Reduction of only a moderate proportion of all sports injuries is of significance for the young athletes' health and could have a long-term economic impact regarding health-care costs.10 It is therefore important to convince medical doctors, physical therapists, trainers and coaches, as well as the athletes themselves, of the necessity to implement active prevention measures into their therapy and training programmes, thus decreasing the (re-)injury rate and enhancing athletic performance. Indeed, recent scientific literature based on a systematic injury prevention approach suggests that well-designed programmes do have positive effects, provided that a number of conditions are fulfilled.

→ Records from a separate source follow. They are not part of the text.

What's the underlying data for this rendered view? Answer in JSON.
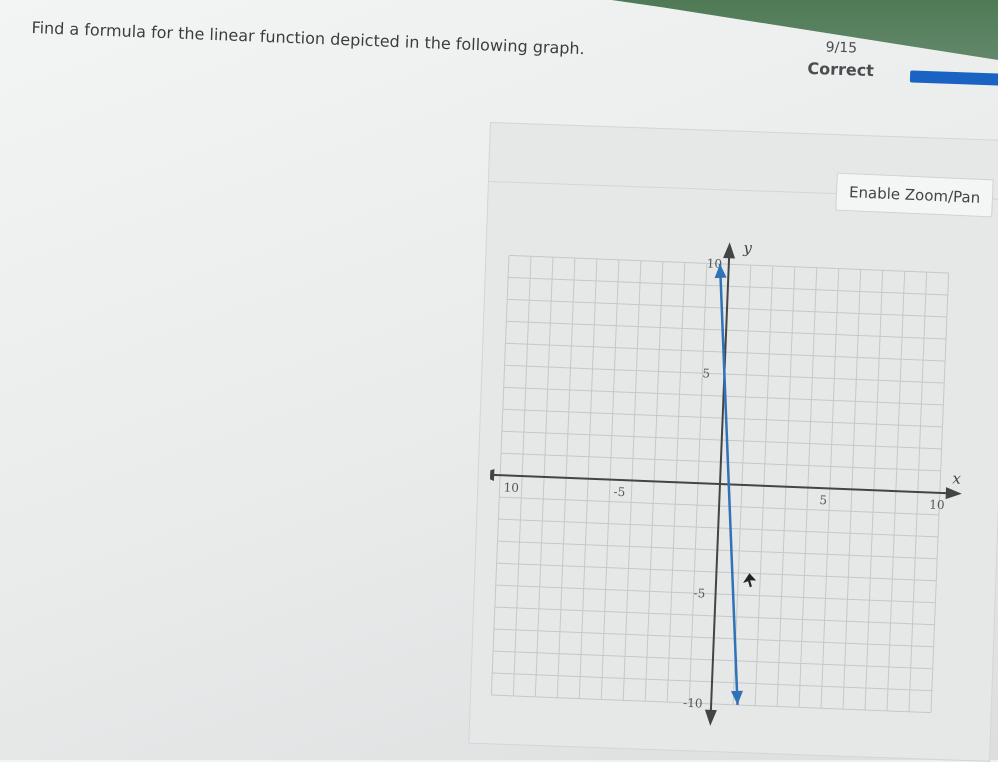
{
  "question": {
    "text": "Find a formula for the linear function depicted in the following graph."
  },
  "status": {
    "count": "9/15",
    "result": "Correct"
  },
  "zoom_button": {
    "label": "Enable Zoom/Pan"
  },
  "colors": {
    "accent": "#1b63c2",
    "line": "#2f72b8"
  },
  "chart_data": {
    "type": "line",
    "title": "",
    "xlabel": "x",
    "ylabel": "y",
    "xlim": [
      -10,
      10
    ],
    "ylim": [
      -10,
      10
    ],
    "grid": true,
    "x_ticks": [
      {
        "value": -10,
        "label": "10"
      },
      {
        "value": -5,
        "label": "-5"
      },
      {
        "value": 5,
        "label": "5"
      },
      {
        "value": 10,
        "label": "10"
      }
    ],
    "y_ticks": [
      {
        "value": 10,
        "label": "10"
      },
      {
        "value": 5,
        "label": "5"
      },
      {
        "value": -5,
        "label": "-5"
      },
      {
        "value": -10,
        "label": "-10"
      }
    ],
    "series": [
      {
        "points": [
          {
            "x": -0.4,
            "y": 10
          },
          {
            "x": 1.2,
            "y": -10
          }
        ]
      }
    ],
    "annotations": [
      {
        "type": "cursor",
        "x": 1.5,
        "y": -4
      }
    ]
  }
}
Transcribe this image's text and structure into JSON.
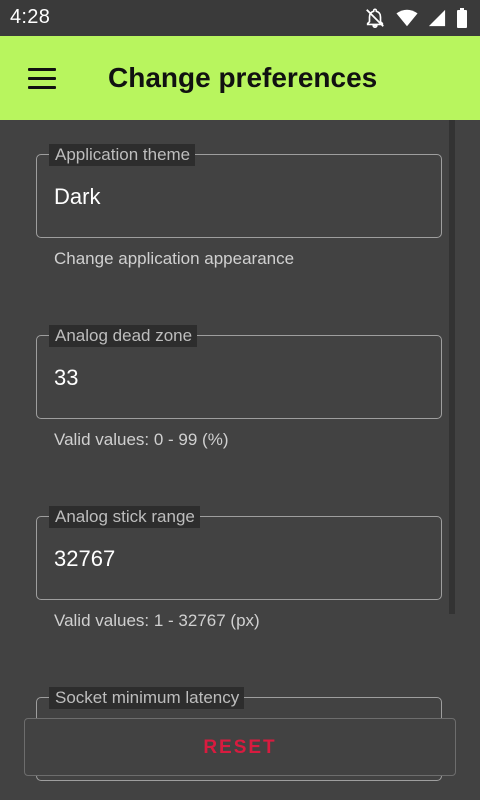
{
  "status_bar": {
    "time": "4:28",
    "icons": [
      "notifications-off-icon",
      "wifi-icon",
      "signal-icon",
      "battery-icon"
    ]
  },
  "app_bar": {
    "title": "Change preferences",
    "menu_icon": "menu-icon",
    "background_color": "#b8f55e"
  },
  "preferences": [
    {
      "label": "Application theme",
      "value": "Dark",
      "helper": "Change application appearance"
    },
    {
      "label": "Analog dead zone",
      "value": "33",
      "helper": "Valid values: 0 - 99 (%)"
    },
    {
      "label": "Analog stick range",
      "value": "32767",
      "helper": "Valid values: 1 - 32767 (px)"
    },
    {
      "label": "Socket minimum latency",
      "value": "",
      "helper": ""
    }
  ],
  "reset_button": {
    "label": "RESET",
    "color": "#d81b3f"
  }
}
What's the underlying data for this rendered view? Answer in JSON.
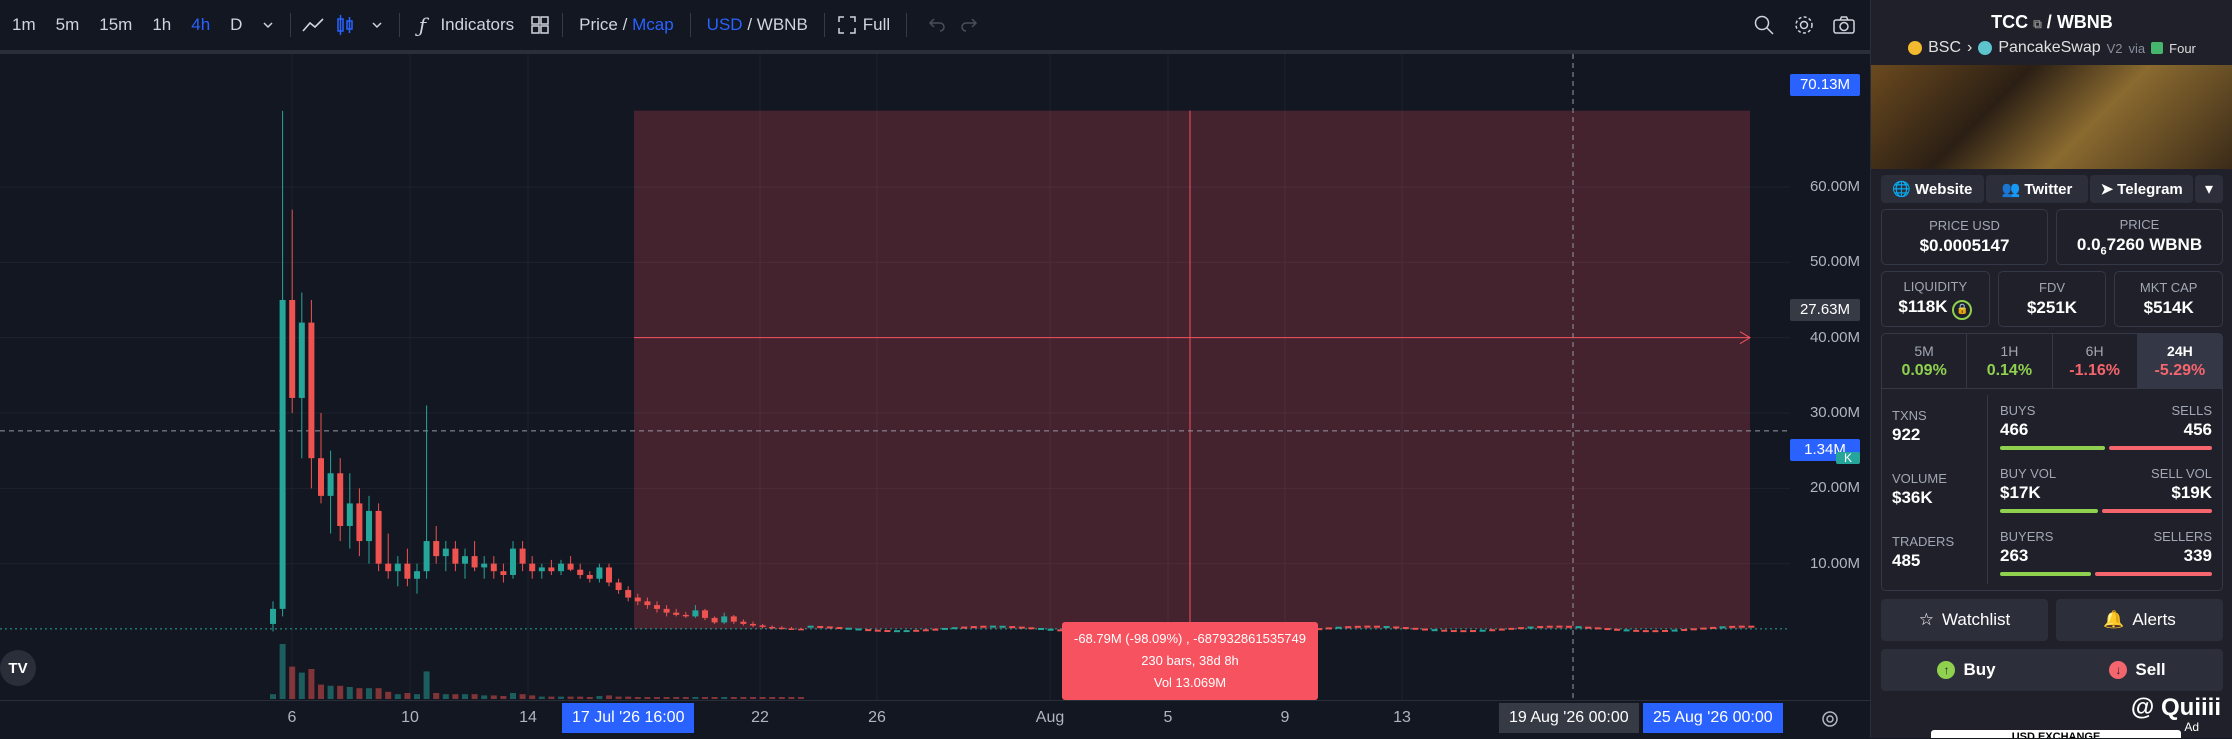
{
  "toolbar": {
    "timeframes": [
      "1m",
      "5m",
      "15m",
      "1h",
      "4h",
      "D"
    ],
    "active_timeframe": "4h",
    "indicators_label": "Indicators",
    "price_label": "Price",
    "mcap_label": "Mcap",
    "usd_label": "USD",
    "wbnb_label": "WBNB",
    "full_label": "Full",
    "slash": "/"
  },
  "chart_data": {
    "type": "candlestick",
    "price_axis_ticks": [
      "60.00M",
      "50.00M",
      "40.00M",
      "30.00M",
      "20.00M",
      "10.00M"
    ],
    "time_axis_ticks": [
      "6",
      "10",
      "14",
      "22",
      "26",
      "Aug",
      "5",
      "9",
      "13"
    ],
    "highlight_tags": {
      "range_top": "70.13M",
      "crosshair": "27.63M",
      "current": "1.34M",
      "range_start_time": "17 Jul '26   16:00",
      "crosshair_time": "19 Aug '26   00:00",
      "range_end_time": "25 Aug '26   00:00"
    },
    "measure": {
      "line1": "-68.79M (-98.09%) , -687932861535749",
      "line2": "230 bars, 38d 8h",
      "line3": "Vol 13.069M"
    },
    "ylim": [
      0,
      75
    ],
    "unit": "M",
    "series": [
      {
        "x": 0,
        "o": 2,
        "h": 5,
        "l": 1,
        "c": 4
      },
      {
        "x": 1,
        "o": 4,
        "h": 70.1,
        "l": 3,
        "c": 45
      },
      {
        "x": 2,
        "o": 45,
        "h": 57,
        "l": 30,
        "c": 32
      },
      {
        "x": 3,
        "o": 32,
        "h": 46,
        "l": 24,
        "c": 42
      },
      {
        "x": 4,
        "o": 42,
        "h": 45,
        "l": 20,
        "c": 24
      },
      {
        "x": 5,
        "o": 24,
        "h": 30,
        "l": 18,
        "c": 19
      },
      {
        "x": 6,
        "o": 19,
        "h": 25,
        "l": 14,
        "c": 22
      },
      {
        "x": 7,
        "o": 22,
        "h": 24,
        "l": 13,
        "c": 15
      },
      {
        "x": 8,
        "o": 15,
        "h": 22,
        "l": 12,
        "c": 18
      },
      {
        "x": 9,
        "o": 18,
        "h": 20,
        "l": 11,
        "c": 13
      },
      {
        "x": 10,
        "o": 13,
        "h": 19,
        "l": 10,
        "c": 17
      },
      {
        "x": 11,
        "o": 17,
        "h": 18,
        "l": 9,
        "c": 10
      },
      {
        "x": 12,
        "o": 10,
        "h": 14,
        "l": 8,
        "c": 9
      },
      {
        "x": 13,
        "o": 9,
        "h": 11,
        "l": 7,
        "c": 10
      },
      {
        "x": 14,
        "o": 10,
        "h": 12,
        "l": 7,
        "c": 8
      },
      {
        "x": 15,
        "o": 8,
        "h": 10,
        "l": 6,
        "c": 9
      },
      {
        "x": 16,
        "o": 9,
        "h": 31,
        "l": 8,
        "c": 13
      },
      {
        "x": 17,
        "o": 13,
        "h": 15,
        "l": 10,
        "c": 11
      },
      {
        "x": 18,
        "o": 11,
        "h": 13,
        "l": 9,
        "c": 12
      },
      {
        "x": 19,
        "o": 12,
        "h": 13,
        "l": 9,
        "c": 10
      },
      {
        "x": 20,
        "o": 10,
        "h": 12,
        "l": 8,
        "c": 11
      },
      {
        "x": 21,
        "o": 11,
        "h": 13,
        "l": 9,
        "c": 9.5
      },
      {
        "x": 22,
        "o": 9.5,
        "h": 11,
        "l": 8,
        "c": 10
      },
      {
        "x": 23,
        "o": 10,
        "h": 11,
        "l": 8,
        "c": 9
      },
      {
        "x": 24,
        "o": 9,
        "h": 10,
        "l": 7.5,
        "c": 8.5
      },
      {
        "x": 25,
        "o": 8.5,
        "h": 13,
        "l": 8,
        "c": 12
      },
      {
        "x": 26,
        "o": 12,
        "h": 13,
        "l": 9,
        "c": 10
      },
      {
        "x": 27,
        "o": 10,
        "h": 11,
        "l": 8,
        "c": 9
      },
      {
        "x": 28,
        "o": 9,
        "h": 10,
        "l": 8,
        "c": 9.5
      },
      {
        "x": 29,
        "o": 9.5,
        "h": 10.5,
        "l": 8.5,
        "c": 9
      },
      {
        "x": 30,
        "o": 9,
        "h": 10.5,
        "l": 8.5,
        "c": 10
      },
      {
        "x": 31,
        "o": 10,
        "h": 11,
        "l": 9,
        "c": 9.2
      },
      {
        "x": 32,
        "o": 9.2,
        "h": 10,
        "l": 8,
        "c": 8.5
      },
      {
        "x": 33,
        "o": 8.5,
        "h": 9,
        "l": 7.5,
        "c": 8
      },
      {
        "x": 34,
        "o": 8,
        "h": 10,
        "l": 7.5,
        "c": 9.5
      },
      {
        "x": 35,
        "o": 9.5,
        "h": 10,
        "l": 7,
        "c": 7.5
      },
      {
        "x": 36,
        "o": 7.5,
        "h": 8,
        "l": 6,
        "c": 6.5
      },
      {
        "x": 37,
        "o": 6.5,
        "h": 7,
        "l": 5,
        "c": 5.5
      },
      {
        "x": 38,
        "o": 5.5,
        "h": 6,
        "l": 4.5,
        "c": 5
      },
      {
        "x": 39,
        "o": 5,
        "h": 5.5,
        "l": 4,
        "c": 4.5
      },
      {
        "x": 40,
        "o": 4.5,
        "h": 5,
        "l": 3.5,
        "c": 4
      },
      {
        "x": 41,
        "o": 4,
        "h": 4.5,
        "l": 3,
        "c": 3.5
      },
      {
        "x": 42,
        "o": 3.5,
        "h": 4,
        "l": 3,
        "c": 3.2
      },
      {
        "x": 43,
        "o": 3.2,
        "h": 3.6,
        "l": 2.8,
        "c": 3
      },
      {
        "x": 44,
        "o": 3,
        "h": 4.5,
        "l": 2.8,
        "c": 3.8
      },
      {
        "x": 45,
        "o": 3.8,
        "h": 4,
        "l": 2.5,
        "c": 2.8
      },
      {
        "x": 46,
        "o": 2.8,
        "h": 3,
        "l": 2,
        "c": 2.2
      },
      {
        "x": 47,
        "o": 2.2,
        "h": 3.5,
        "l": 2,
        "c": 3
      },
      {
        "x": 48,
        "o": 3,
        "h": 3.2,
        "l": 2,
        "c": 2.3
      },
      {
        "x": 49,
        "o": 2.3,
        "h": 2.6,
        "l": 1.8,
        "c": 2
      },
      {
        "x": 50,
        "o": 2,
        "h": 2.3,
        "l": 1.6,
        "c": 1.8
      },
      {
        "x": 51,
        "o": 1.8,
        "h": 2,
        "l": 1.4,
        "c": 1.6
      },
      {
        "x": 52,
        "o": 1.6,
        "h": 1.8,
        "l": 1.3,
        "c": 1.5
      },
      {
        "x": 53,
        "o": 1.5,
        "h": 1.7,
        "l": 1.3,
        "c": 1.4
      },
      {
        "x": 54,
        "o": 1.4,
        "h": 1.6,
        "l": 1.2,
        "c": 1.35
      },
      {
        "x": 55,
        "o": 1.35,
        "h": 1.5,
        "l": 1.2,
        "c": 1.34
      }
    ]
  },
  "sidebar": {
    "pair_base": "TCC",
    "pair_sep": "/",
    "pair_quote": "WBNB",
    "chain": "BSC",
    "dex": "PancakeSwap",
    "dex_version": "V2",
    "via": "via",
    "launchpad": "Four",
    "links": [
      "Website",
      "Twitter",
      "Telegram"
    ],
    "price_usd_label": "PRICE USD",
    "price_usd": "$0.0005147",
    "price_label": "PRICE",
    "price_prefix": "0.0",
    "price_sub": "6",
    "price_rest": "7260 WBNB",
    "liquidity_label": "LIQUIDITY",
    "liquidity": "$118K",
    "fdv_label": "FDV",
    "fdv": "$251K",
    "mktcap_label": "MKT CAP",
    "mktcap": "$514K",
    "timeframes": [
      {
        "name": "5M",
        "value": "0.09%",
        "dir": "up"
      },
      {
        "name": "1H",
        "value": "0.14%",
        "dir": "up"
      },
      {
        "name": "6H",
        "value": "-1.16%",
        "dir": "down"
      },
      {
        "name": "24H",
        "value": "-5.29%",
        "dir": "down"
      }
    ],
    "txns_label": "TXNS",
    "txns": "922",
    "buys_label": "BUYS",
    "buys": "466",
    "sells_label": "SELLS",
    "sells": "456",
    "buys_ratio": 0.505,
    "volume_label": "VOLUME",
    "volume": "$36K",
    "buy_vol_label": "BUY VOL",
    "buy_vol": "$17K",
    "sell_vol_label": "SELL VOL",
    "sell_vol": "$19K",
    "buy_vol_ratio": 0.47,
    "traders_label": "TRADERS",
    "traders": "485",
    "buyers_label": "BUYERS",
    "buyers": "263",
    "sellers_label": "SELLERS",
    "sellers": "339",
    "buyers_ratio": 0.437,
    "watchlist_label": "Watchlist",
    "alerts_label": "Alerts",
    "buy_label": "Buy",
    "sell_label": "Sell",
    "bottom_cut_text": "USD EXCHANGE",
    "watermark": "@ Quiiii",
    "ad_label": "Ad"
  },
  "colors": {
    "up": "#26a69a",
    "down": "#ef5350",
    "accent": "#2962ff",
    "measure": "#f7525f"
  }
}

Van Mechelen et al.11 proposed a general four-step model (Fig. 1) for sports injury surveillance. The first step comprises the description and the extent of the injury problem. In a second phase, the aetiology and mechanisms of sports injury are being investigated. A third stage concerns the introduction of preventive measures, which will then be assessed regarding their effectiveness by repeating step 1. The purpose of this paper is to review the state-of-the-art knowledge on injury prevention in child and youth (<19 years) sports based on that model. In the first part, the incidence and frequency of particular sports injuries will be briefly recalled, highlighting the specificities of the young age group related to biological maturation. The second part will discuss intrinsic risk factors of that population, with special emphasis on those which are modifiable and can be targeted by intervention. In the last part, active prevention programmes will be critically presented regarding their implementation, characteristics and efficiency. This analysis will make it possible for practitioners of different areas to draw relevant recommendations for their work.
Search strategy and methods
A systematic search of relevant publications was performed for the section on active prevention strategies via the MEDLINE database (1966–May 2009). The keywords used were adolescent OR youth AND sports injury AND prevention, yielding a total of 1953 hits. Additional searches were performed in the authors' personal databases. Relevant papers were selected on the basis of the following criteria: Figure 2 provides an overview of the search strategy used. On the basis of these selection criteria, 14 studies were retained for further analysis.
exclusive focus on organized sports;
separate results for young athletes under the age of 19 years;
longitudinal studies: only prospective designs;
major focus on intrinsic risk factor;
intervention studies using active prevention programmes;
search limited to English papers only.
Flow-chart illustrating the search strategy used for investigations dealing with active prevention strategies.